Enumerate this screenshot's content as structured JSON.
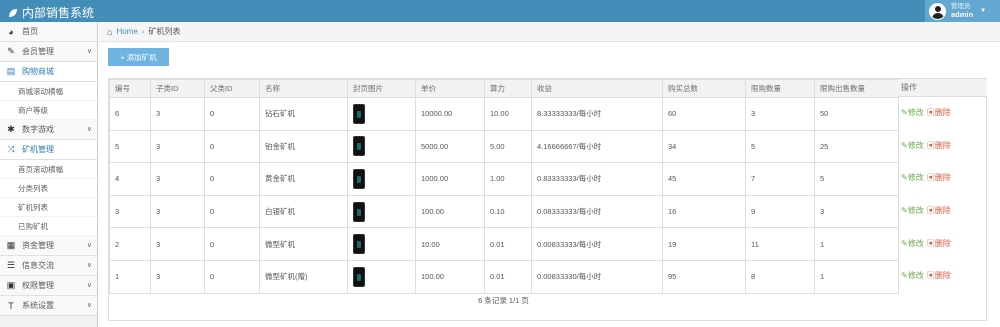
{
  "app": {
    "title": "内部销售系统"
  },
  "user": {
    "role": "管理员",
    "name": "admin"
  },
  "breadcrumb": {
    "home": "Home",
    "current": "矿机列表"
  },
  "sidebar": {
    "items": [
      {
        "label": "首页",
        "icon": "dashboard-icon"
      },
      {
        "label": "会员管理",
        "icon": "edit-icon",
        "arrow": "∨"
      },
      {
        "label": "购物商城",
        "icon": "cart-icon",
        "active": true
      },
      {
        "sub": "商城滚动横幅"
      },
      {
        "sub": "商户等级"
      },
      {
        "label": "数字游戏",
        "icon": "asterisk-icon",
        "arrow": "∨"
      },
      {
        "label": "矿机管理",
        "icon": "shuffle-icon",
        "active": true
      },
      {
        "sub": "首页滚动横幅"
      },
      {
        "sub": "分类列表"
      },
      {
        "sub": "矿机列表"
      },
      {
        "sub": "已购矿机"
      },
      {
        "label": "资金管理",
        "icon": "calendar-icon",
        "arrow": "∨"
      },
      {
        "label": "信息交流",
        "icon": "list-icon",
        "arrow": "∨"
      },
      {
        "label": "权限管理",
        "icon": "picture-icon",
        "arrow": "∨"
      },
      {
        "label": "系统设置",
        "icon": "text-icon",
        "arrow": "∨"
      }
    ]
  },
  "toolbar": {
    "add_label": "添加矿机"
  },
  "table": {
    "headers": [
      "编号",
      "子类ID",
      "父类ID",
      "名称",
      "封页图片",
      "单价",
      "算力",
      "收益",
      "购买总数",
      "限购数量",
      "限购出售数量"
    ],
    "ops_header": "操作",
    "edit_label": "修改",
    "delete_label": "删除",
    "rows": [
      [
        "6",
        "3",
        "0",
        "钻石矿机",
        "",
        "10000.00",
        "10.00",
        "8.33333333/每小时",
        "60",
        "3",
        "50"
      ],
      [
        "5",
        "3",
        "0",
        "铂金矿机",
        "",
        "5000.00",
        "5.00",
        "4.16666667/每小时",
        "34",
        "5",
        "25"
      ],
      [
        "4",
        "3",
        "0",
        "黄金矿机",
        "",
        "1000.00",
        "1.00",
        "0.83333333/每小时",
        "45",
        "7",
        "5"
      ],
      [
        "3",
        "3",
        "0",
        "白银矿机",
        "",
        "100.00",
        "0.10",
        "0.08333333/每小时",
        "16",
        "9",
        "3"
      ],
      [
        "2",
        "3",
        "0",
        "微型矿机",
        "",
        "10.00",
        "0.01",
        "0.00833333/每小时",
        "19",
        "11",
        "1"
      ],
      [
        "1",
        "3",
        "0",
        "微型矿机(赠)",
        "",
        "100.00",
        "0.01",
        "0.00833330/每小时",
        "95",
        "8",
        "1"
      ]
    ],
    "pagination": "6 条记录 1/1 页"
  },
  "colors": {
    "topbar": "#438eb9",
    "accent": "#2b7dbc",
    "edit": "#69aa46",
    "delete": "#dd5a43"
  }
}
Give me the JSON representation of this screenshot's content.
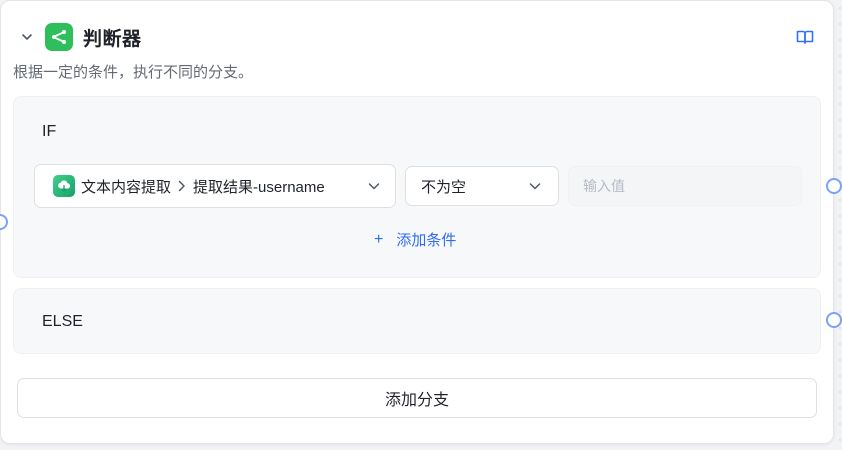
{
  "node": {
    "title": "判断器",
    "description": "根据一定的条件，执行不同的分支。",
    "icon": "branch-icon",
    "icon_color": "#2fbe5c"
  },
  "if_branch": {
    "label": "IF",
    "condition": {
      "variable_source": "文本内容提取",
      "variable_field": "提取结果-username",
      "variable_icon": "text-extract-icon",
      "operator": "不为空",
      "value": "",
      "value_placeholder": "输入值"
    },
    "add_condition_label": "添加条件"
  },
  "else_branch": {
    "label": "ELSE"
  },
  "add_branch_label": "添加分支",
  "colors": {
    "accent": "#2f6bf5",
    "port": "#7aa3f5"
  }
}
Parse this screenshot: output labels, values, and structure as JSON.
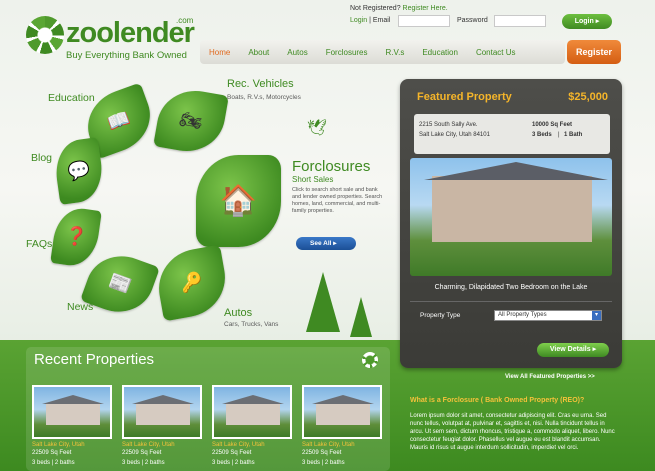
{
  "brand": {
    "name": "zoolender",
    "com": ".com",
    "tagline": "Buy Everything Bank Owned"
  },
  "login": {
    "not_registered": "Not Registered?",
    "register_here": "Register Here.",
    "login_link": "Login",
    "email_label": "| Email",
    "password_label": "Password",
    "button": "Login"
  },
  "nav": {
    "items": [
      "Home",
      "About",
      "Autos",
      "Forclosures",
      "R.V.s",
      "Education",
      "Contact Us"
    ],
    "register": "Register"
  },
  "petals": {
    "rec_title": "Rec. Vehicles",
    "rec_sub": "Boats, R.V.s, Motorcycles",
    "education": "Education",
    "blog": "Blog",
    "faqs": "FAQs",
    "news": "News",
    "autos_title": "Autos",
    "autos_sub": "Cars, Trucks, Vans",
    "forclosures_title": "Forclosures",
    "forclosures_sub": "Short Sales",
    "forclosures_desc": "Click to search short sale and bank and lender owned properties. Search homes, land, commercial, and multi-family properties.",
    "see_all": "See All"
  },
  "featured": {
    "title": "Featured Property",
    "price": "$25,000",
    "address1": "2215 South Sally Ave.",
    "address2": "Salt Lake City, Utah 84101",
    "sqft": "10000 Sq Feet",
    "beds": "3 Beds",
    "bath": "1 Bath",
    "caption": "Charming, Dilapidated Two Bedroom on the Lake",
    "ptype_label": "Property Type",
    "ptype_value": "All Property Types",
    "view_button": "View Details"
  },
  "recent": {
    "title": "Recent Properties",
    "items": [
      {
        "city": "Salt Lake City, Utah",
        "sqft": "22509 Sq Feet",
        "beds": "3 beds  |  2 baths"
      },
      {
        "city": "Salt Lake City, Utah",
        "sqft": "22509 Sq Feet",
        "beds": "3 beds  |  2 baths"
      },
      {
        "city": "Salt Lake City, Utah",
        "sqft": "22509 Sq Feet",
        "beds": "3 beds  |  2 baths"
      },
      {
        "city": "Salt Lake City, Utah",
        "sqft": "22509 Sq Feet",
        "beds": "3 beds  |  2 baths"
      }
    ]
  },
  "all_featured_link": "View All Featured Properties >>",
  "faq": {
    "title": "What is a Forclosure ( Bank Owned Property (REO)?",
    "body": "Lorem ipsum dolor sit amet, consectetur adipiscing elit. Cras eu urna. Sed nunc tellus, volutpat at, pulvinar et, sagittis et, nisi. Nulla tincidunt tellus in arcu. Ut sem sem, dictum rhoncus, tristique a, commodo aliquet, libero. Nunc consectetur feugiat dolor. Phasellus vel augue eu est blandit accumsan. Mauris id risus ut augue interdum sollicitudin, imperdiet vel orci."
  }
}
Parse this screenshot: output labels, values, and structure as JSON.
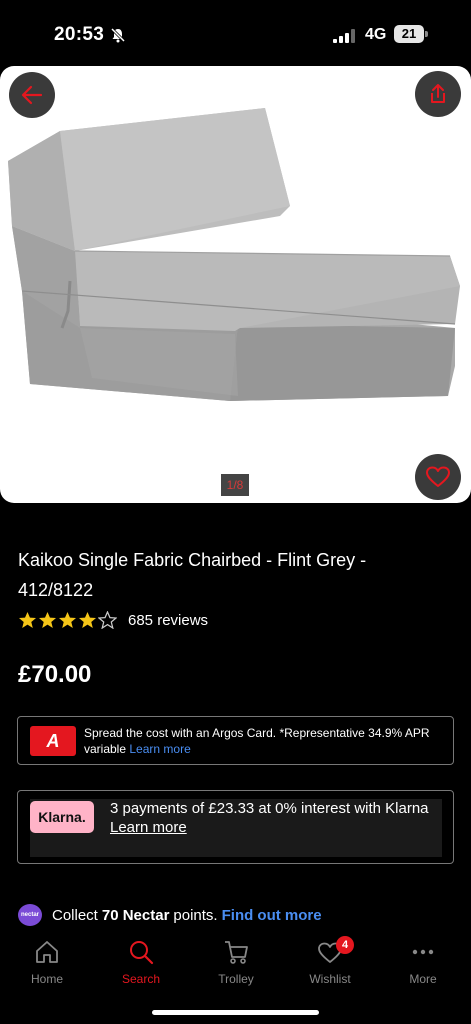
{
  "status_bar": {
    "time": "20:53",
    "network": "4G",
    "battery": "21"
  },
  "gallery": {
    "pager": "1/8"
  },
  "product": {
    "title": "Kaikoo Single Fabric Chairbed - Flint Grey - 412/8122",
    "rating": 4,
    "rating_max": 5,
    "reviews": "685 reviews",
    "price": "£70.00"
  },
  "argos_card": {
    "logo": "A",
    "text": "Spread the cost with an Argos Card. *Representative 34.9% APR variable",
    "link": "Learn more"
  },
  "klarna": {
    "logo": "Klarna.",
    "text": "3 payments of £23.33 at 0% interest with Klarna",
    "link": "Learn more"
  },
  "nectar": {
    "logo": "nectar",
    "prefix": "Collect",
    "points": "70 Nectar",
    "suffix": "points.",
    "link": "Find out more"
  },
  "nav": {
    "items": [
      {
        "label": "Home",
        "icon": "home-icon"
      },
      {
        "label": "Search",
        "icon": "search-icon",
        "active": true
      },
      {
        "label": "Trolley",
        "icon": "trolley-icon"
      },
      {
        "label": "Wishlist",
        "icon": "heart-icon",
        "badge": "4"
      },
      {
        "label": "More",
        "icon": "more-icon"
      }
    ]
  },
  "colors": {
    "accent": "#e4171f",
    "link": "#4a8ef2",
    "klarna_pink": "#ffb3c7",
    "nectar_purple": "#7b4bd6",
    "star": "#f5c518"
  }
}
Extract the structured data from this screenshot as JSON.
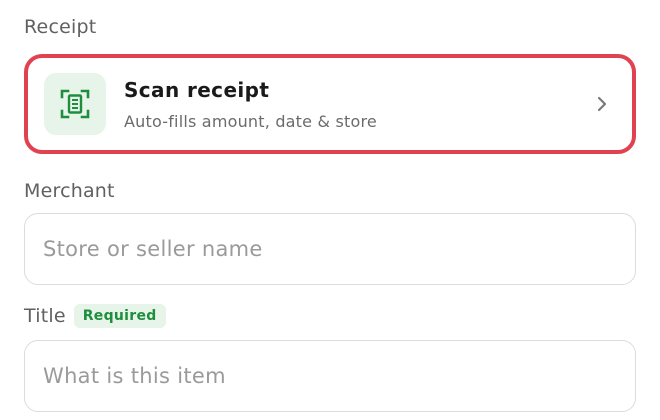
{
  "receipt_section": {
    "label": "Receipt",
    "scan_card": {
      "icon": "scan-receipt-icon",
      "title": "Scan receipt",
      "subtitle": "Auto-fills amount, date & store",
      "chevron_icon": "chevron-right-icon",
      "highlight_color": "#e0434f"
    }
  },
  "merchant_section": {
    "label": "Merchant",
    "input": {
      "value": "",
      "placeholder": "Store or seller name"
    }
  },
  "title_section": {
    "label": "Title",
    "badge": "Required",
    "input": {
      "value": "",
      "placeholder": "What is this item"
    }
  },
  "colors": {
    "accent_green": "#1e8e3e",
    "accent_green_bg": "#e6f4ea",
    "highlight_red": "#e0434f"
  }
}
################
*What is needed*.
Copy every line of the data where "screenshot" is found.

*Exercise output*.
Enumerate this screenshot's content as structured JSON.
Give me the JSON representation of this screenshot's content.
Parse this screenshot: output labels, values, and structure as JSON.
Parse this screenshot: output labels, values, and structure as JSON.
Extract the structured data from this screenshot as JSON.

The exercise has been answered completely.